• [WHAT YOU NEED TO DO] Restate the entire listing word for word.

____________

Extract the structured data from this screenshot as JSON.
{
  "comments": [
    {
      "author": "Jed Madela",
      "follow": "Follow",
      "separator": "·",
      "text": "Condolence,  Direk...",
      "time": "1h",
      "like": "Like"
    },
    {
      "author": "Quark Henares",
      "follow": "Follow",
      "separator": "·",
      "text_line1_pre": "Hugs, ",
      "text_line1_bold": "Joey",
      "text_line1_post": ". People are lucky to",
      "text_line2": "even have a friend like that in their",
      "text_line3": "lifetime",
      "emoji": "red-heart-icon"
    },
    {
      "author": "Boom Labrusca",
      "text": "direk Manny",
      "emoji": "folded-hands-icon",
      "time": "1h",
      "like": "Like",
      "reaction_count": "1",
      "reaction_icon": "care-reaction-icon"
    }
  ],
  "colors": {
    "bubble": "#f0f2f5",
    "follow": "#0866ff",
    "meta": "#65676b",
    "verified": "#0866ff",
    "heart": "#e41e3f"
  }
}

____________

• [RESPONSE]
Extract the structured data from this screenshot as JSON.
{
  "comments": [
    {
      "author": "Jed Madela",
      "follow": "Follow",
      "separator": "·",
      "text": "Condolence,  Direk...",
      "time": "1h",
      "like": "Like"
    },
    {
      "author": "Quark Henares",
      "follow": "Follow",
      "separator": "·",
      "text_line1_pre": "Hugs, ",
      "text_line1_bold": "Joey",
      "text_line1_post": ". People are lucky to",
      "text_line2": "even have a friend like that in their",
      "text_line3": "lifetime",
      "emoji": "red-heart-icon"
    },
    {
      "author": "Boom Labrusca",
      "text": "direk Manny",
      "emoji": "folded-hands-icon",
      "time": "1h",
      "like": "Like",
      "reaction_count": "1",
      "reaction_icon": "care-reaction-icon"
    }
  ],
  "colors": {
    "bubble": "#f0f2f5",
    "follow": "#0866ff",
    "meta": "#65676b",
    "verified": "#0866ff",
    "heart": "#e41e3f"
  }
}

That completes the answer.